[Element data from apps and pages]
"""

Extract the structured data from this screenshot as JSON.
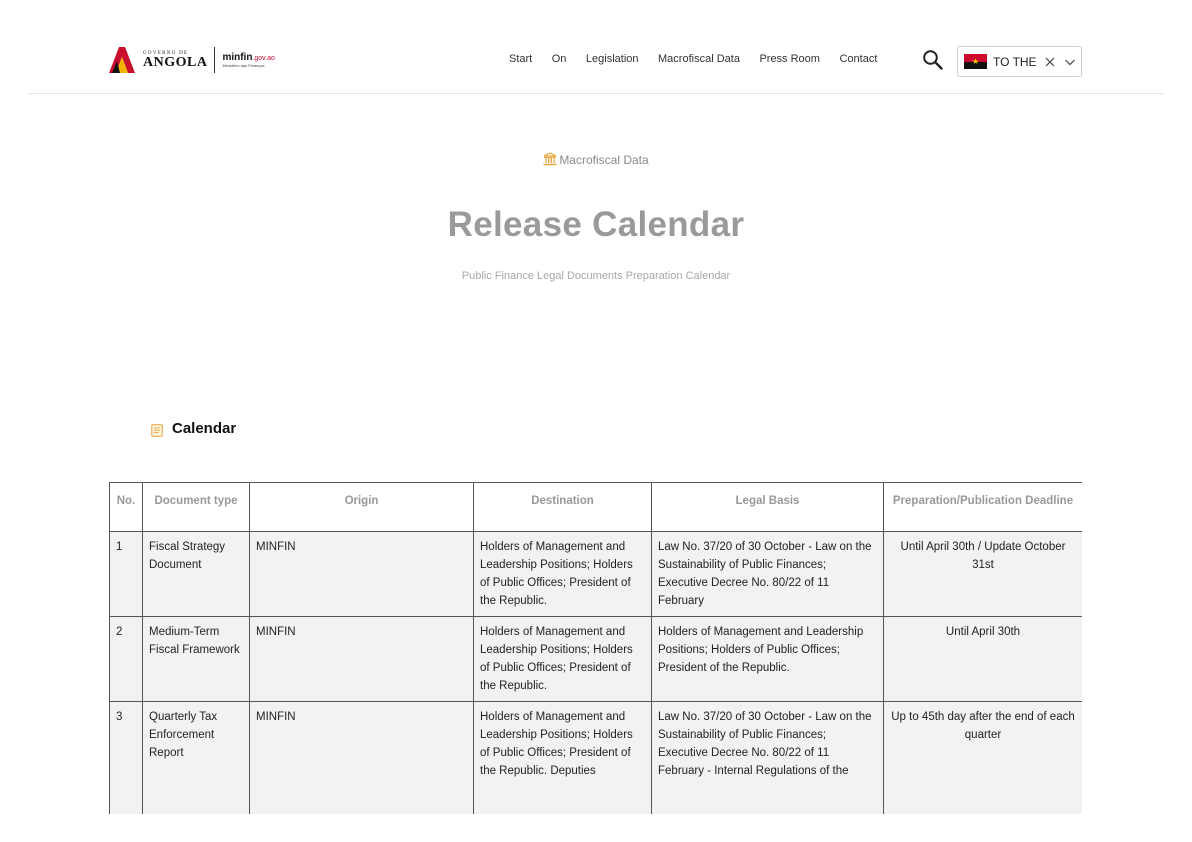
{
  "header": {
    "logo": {
      "gov_small": "GOVERNO DE",
      "gov_big": "ANGOLA",
      "minfin_main": "minfin",
      "minfin_domain": ".gov.ao",
      "minfin_sub": "Ministério das Finanças"
    },
    "nav": [
      "Start",
      "On",
      "Legislation",
      "Macrofiscal Data",
      "Press Room",
      "Contact"
    ],
    "language": {
      "label": "TO THE",
      "flag": "angola-flag"
    },
    "icons": {
      "search": "search-icon",
      "clear": "close-icon",
      "dropdown": "chevron-down-icon"
    }
  },
  "hero": {
    "breadcrumb": "Macrofiscal Data",
    "title": "Release Calendar",
    "subtitle": "Public Finance Legal Documents Preparation Calendar"
  },
  "section": {
    "title": "Calendar"
  },
  "table": {
    "headers": [
      "No.",
      "Document type",
      "Origin",
      "Destination",
      "Legal Basis",
      "Preparation/Publication Deadline"
    ],
    "rows": [
      {
        "no": "1",
        "type": "Fiscal Strategy Document",
        "origin": "MINFIN",
        "destination": "Holders of Management and Leadership Positions; Holders of Public Offices; President of the Republic.",
        "legal": "Law No. 37/20 of 30 October - Law on the Sustainability of Public Finances; Executive Decree No. 80/22 of 11 February",
        "deadline": "Until April 30th / Update October 31st"
      },
      {
        "no": "2",
        "type": "Medium-Term Fiscal Framework",
        "origin": "MINFIN",
        "destination": "Holders of Management and Leadership Positions; Holders of Public Offices; President of the Republic.",
        "legal": "Holders of Management and Leadership Positions; Holders of Public Offices; President of the Republic.",
        "deadline": "Until April 30th"
      },
      {
        "no": "3",
        "type": "Quarterly Tax Enforcement Report",
        "origin": "MINFIN",
        "destination": "Holders of Management and Leadership Positions; Holders of Public Offices; President of the Republic. Deputies",
        "legal": "Law No. 37/20 of 30 October - Law on the Sustainability of Public Finances; Executive Decree No. 80/22 of 11 February - Internal Regulations of the",
        "deadline": "Up to 45th day after the end of each quarter"
      }
    ]
  },
  "colors": {
    "accent_gold": "#e8a33a",
    "title_gray": "#9a9a9a",
    "flag_red": "#cc092f",
    "flag_black": "#111111",
    "row_bg": "#f2f2f2"
  }
}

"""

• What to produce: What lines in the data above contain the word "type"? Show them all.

• Answer area:
      "Document type",
        "type": "Fiscal Strategy Document",
        "type": "Medium-Term Fiscal Framework",
        "type": "Quarterly Tax Enforcement Report",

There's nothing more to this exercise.